Task prompt:
Look through the data below and, wherever a line carries the word "Association", please copy that line.

Data about app and page elements:
____

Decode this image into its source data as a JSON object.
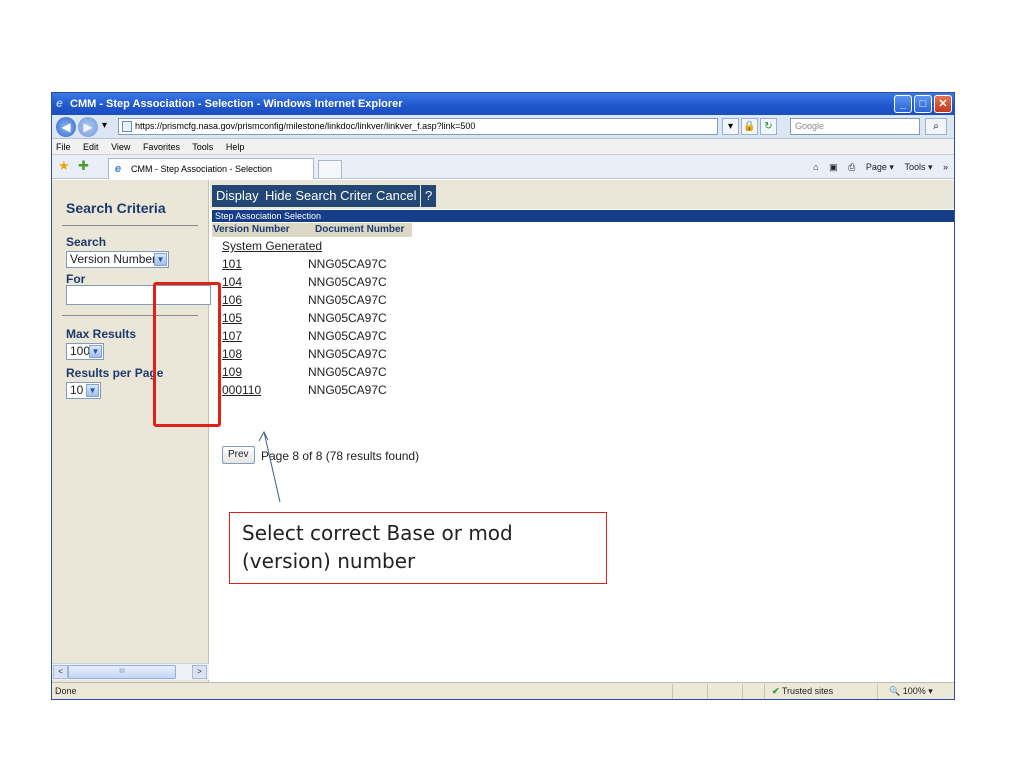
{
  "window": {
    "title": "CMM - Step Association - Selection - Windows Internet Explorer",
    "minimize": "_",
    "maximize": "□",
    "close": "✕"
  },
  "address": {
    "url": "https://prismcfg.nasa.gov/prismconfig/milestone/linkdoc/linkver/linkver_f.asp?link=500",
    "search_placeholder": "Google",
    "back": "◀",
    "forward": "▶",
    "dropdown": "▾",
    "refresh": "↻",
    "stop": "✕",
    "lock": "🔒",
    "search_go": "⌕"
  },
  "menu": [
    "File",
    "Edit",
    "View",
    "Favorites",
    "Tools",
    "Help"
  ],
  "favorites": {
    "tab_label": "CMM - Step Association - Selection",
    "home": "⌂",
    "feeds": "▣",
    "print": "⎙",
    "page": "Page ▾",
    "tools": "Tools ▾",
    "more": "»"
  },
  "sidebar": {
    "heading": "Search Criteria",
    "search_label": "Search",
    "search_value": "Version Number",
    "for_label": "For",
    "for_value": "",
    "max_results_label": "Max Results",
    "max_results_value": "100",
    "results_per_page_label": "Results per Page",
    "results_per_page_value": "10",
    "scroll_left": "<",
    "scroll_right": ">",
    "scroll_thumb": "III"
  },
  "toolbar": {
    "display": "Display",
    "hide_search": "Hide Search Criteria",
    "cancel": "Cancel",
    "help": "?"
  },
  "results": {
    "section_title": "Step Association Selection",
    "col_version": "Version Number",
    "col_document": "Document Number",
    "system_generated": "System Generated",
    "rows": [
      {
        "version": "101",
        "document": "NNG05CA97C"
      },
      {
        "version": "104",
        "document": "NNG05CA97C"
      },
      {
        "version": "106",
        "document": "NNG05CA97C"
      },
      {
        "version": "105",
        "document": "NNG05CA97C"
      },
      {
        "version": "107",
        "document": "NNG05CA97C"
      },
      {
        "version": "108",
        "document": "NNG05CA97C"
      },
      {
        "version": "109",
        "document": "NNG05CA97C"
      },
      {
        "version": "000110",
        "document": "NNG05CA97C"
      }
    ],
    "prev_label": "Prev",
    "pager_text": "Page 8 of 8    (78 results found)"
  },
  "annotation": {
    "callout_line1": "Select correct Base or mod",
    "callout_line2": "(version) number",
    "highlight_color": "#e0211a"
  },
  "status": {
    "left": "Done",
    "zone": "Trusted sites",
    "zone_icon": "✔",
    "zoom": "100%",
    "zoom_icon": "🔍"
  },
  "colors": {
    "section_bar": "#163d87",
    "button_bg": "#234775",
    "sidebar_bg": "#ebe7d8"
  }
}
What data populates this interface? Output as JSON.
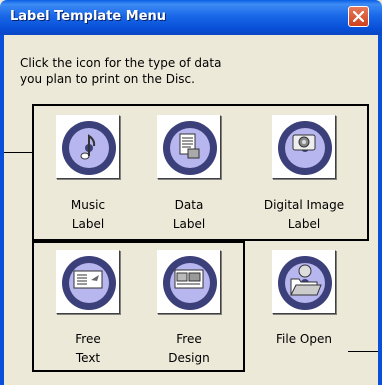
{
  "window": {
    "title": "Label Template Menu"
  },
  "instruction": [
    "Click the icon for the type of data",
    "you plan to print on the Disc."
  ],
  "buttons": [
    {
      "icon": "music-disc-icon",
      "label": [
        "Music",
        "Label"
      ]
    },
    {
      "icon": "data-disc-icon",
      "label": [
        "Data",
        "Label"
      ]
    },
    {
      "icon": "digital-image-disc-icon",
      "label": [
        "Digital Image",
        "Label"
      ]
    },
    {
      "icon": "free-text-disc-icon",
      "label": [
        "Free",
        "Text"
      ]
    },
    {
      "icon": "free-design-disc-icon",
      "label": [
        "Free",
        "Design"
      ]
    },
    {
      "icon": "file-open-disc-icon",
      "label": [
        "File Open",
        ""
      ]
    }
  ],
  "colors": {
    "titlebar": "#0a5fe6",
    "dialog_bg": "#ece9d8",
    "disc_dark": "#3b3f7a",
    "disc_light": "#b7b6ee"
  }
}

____

Solution below:
    "title": "CMM - Step Association - Selection - Windows Internet Explorer",
    "tab_label": "CMM - Step Association - Selection",
    "section_title": "Step Association Selection",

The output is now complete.